Contact centre software licensing will be a thing of the past, because contact centre services will move to the cloud within five years, according to Alcatel-Lucent Enterprise's Asia Pacific senior vice president Michael McBrien.
The company, which offers its Genesys call centre services both in the cloud and as an on-premise software-based service, has around 1000 customers in the cloud already, McBrien told journalists at the G-Force 2011 conference in Melbourne today. He said that it would encompass Alcatel-Lucent Enterprises' entire customer base by 2016.
"I think in five years time, the way people buy contact centre services and telecommunications enterprise services will be in some type of cloud," he said. "And they'll be paying as they go, paying as they use it."
He said that similar to the Salesforce model for customer relationship management software as a service (SaaS), customers will buy the service from a telco or vendor and then bring someone else in to customise it to their needs.
And although McBrien thinks that telcos are well placed to capture the call centre services market in the cloud, he said the bets were out on which type of company customers would approach to buy the services they needed.
"I have no idea who is going to win. Are you going buy that from a telco, are you going to buy all that from a HP or are you going to buy that all from an IBM, or a specialised hosted customer company that doesn't even exist yet?" he said.
Alcatel-Lucent Enterprise was putting together a plan to deal with the shift to the cloud over the next five years, McBrien said, adding that the company had to figure out how to continue to sell software in the interim period.

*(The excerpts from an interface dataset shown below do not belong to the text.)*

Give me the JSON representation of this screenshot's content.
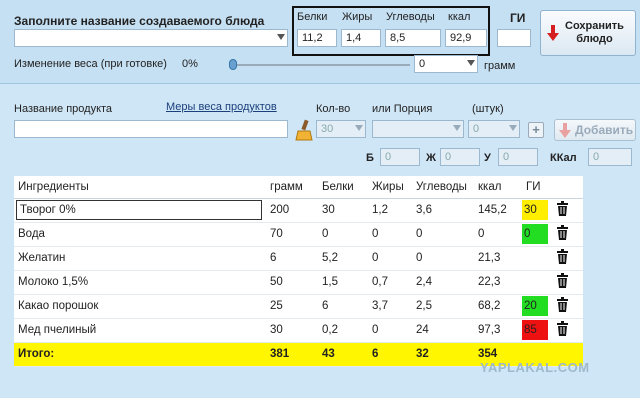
{
  "dish": {
    "title": "Заполните название создаваемого блюда",
    "name_value": "",
    "weight_change_label": "Изменение веса (при готовке)",
    "weight_change_percent": "0%",
    "weight_value": "0",
    "weight_unit": "грамм"
  },
  "macros": {
    "proteins_label": "Белки",
    "fats_label": "Жиры",
    "carbs_label": "Углеводы",
    "kcal_label": "ккал",
    "gi_label": "ГИ",
    "proteins": "11,2",
    "fats": "1,4",
    "carbs": "8,5",
    "kcal": "92,9",
    "gi": ""
  },
  "save_button": {
    "line1": "Сохранить",
    "line2": "блюдо"
  },
  "product": {
    "name_label": "Название продукта",
    "measures_link": "Меры веса продуктов",
    "qty_label": "Кол-во",
    "portion_label": "или Порция",
    "pcs_label": "(штук)",
    "qty_value": "30",
    "portion_value": "",
    "pcs_value": "0",
    "add_button": "Добавить",
    "b_label": "Б",
    "zh_label": "Ж",
    "u_label": "У",
    "kcal_label": "ККал",
    "b_value": "0",
    "zh_value": "0",
    "u_value": "0",
    "kcal_value": "0"
  },
  "table": {
    "headers": [
      "Ингредиенты",
      "грамм",
      "Белки",
      "Жиры",
      "Углеводы",
      "ккал",
      "ГИ"
    ],
    "rows": [
      {
        "name": "Творог 0%",
        "gram": "200",
        "prot": "30",
        "fat": "1,2",
        "carb": "3,6",
        "kcal": "145,2",
        "gi": "30"
      },
      {
        "name": "Вода",
        "gram": "70",
        "prot": "0",
        "fat": "0",
        "carb": "0",
        "kcal": "0",
        "gi": "0"
      },
      {
        "name": "Желатин",
        "gram": "6",
        "prot": "5,2",
        "fat": "0",
        "carb": "0",
        "kcal": "21,3",
        "gi": ""
      },
      {
        "name": "Молоко 1,5%",
        "gram": "50",
        "prot": "1,5",
        "fat": "0,7",
        "carb": "2,4",
        "kcal": "22,3",
        "gi": ""
      },
      {
        "name": "Какао порошок",
        "gram": "25",
        "prot": "6",
        "fat": "3,7",
        "carb": "2,5",
        "kcal": "68,2",
        "gi": "20"
      },
      {
        "name": "Мед пчелиный",
        "gram": "30",
        "prot": "0,2",
        "fat": "0",
        "carb": "24",
        "kcal": "97,3",
        "gi": "85"
      }
    ],
    "total": {
      "name": "Итого:",
      "gram": "381",
      "prot": "43",
      "fat": "6",
      "carb": "32",
      "kcal": "354"
    }
  },
  "gi_colors": {
    "30": "#ffee00",
    "0": "#22dd22",
    "20": "#22dd22",
    "85": "#ee1111"
  },
  "watermark": "YAPLAKAL.COM"
}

"So how do you migrate to a model when you need to keep selling software? You go to a different market, a mid market. That's a market we don't play in."
Alcatel-Lucent Enterprise's global sales leader Tom Eggemeier took a more conservative approach, saying that while cloud would be popular, some organisations would want to keep their services in-house in order to maintain control.
"I think, massively, the market is going to go that way, but I think there are still going to be customers that want that control and customisation that is not always a possibility in the cloud-based solution," he said.
Josh Taylor travelled to Melbourne as a guest of Genesys.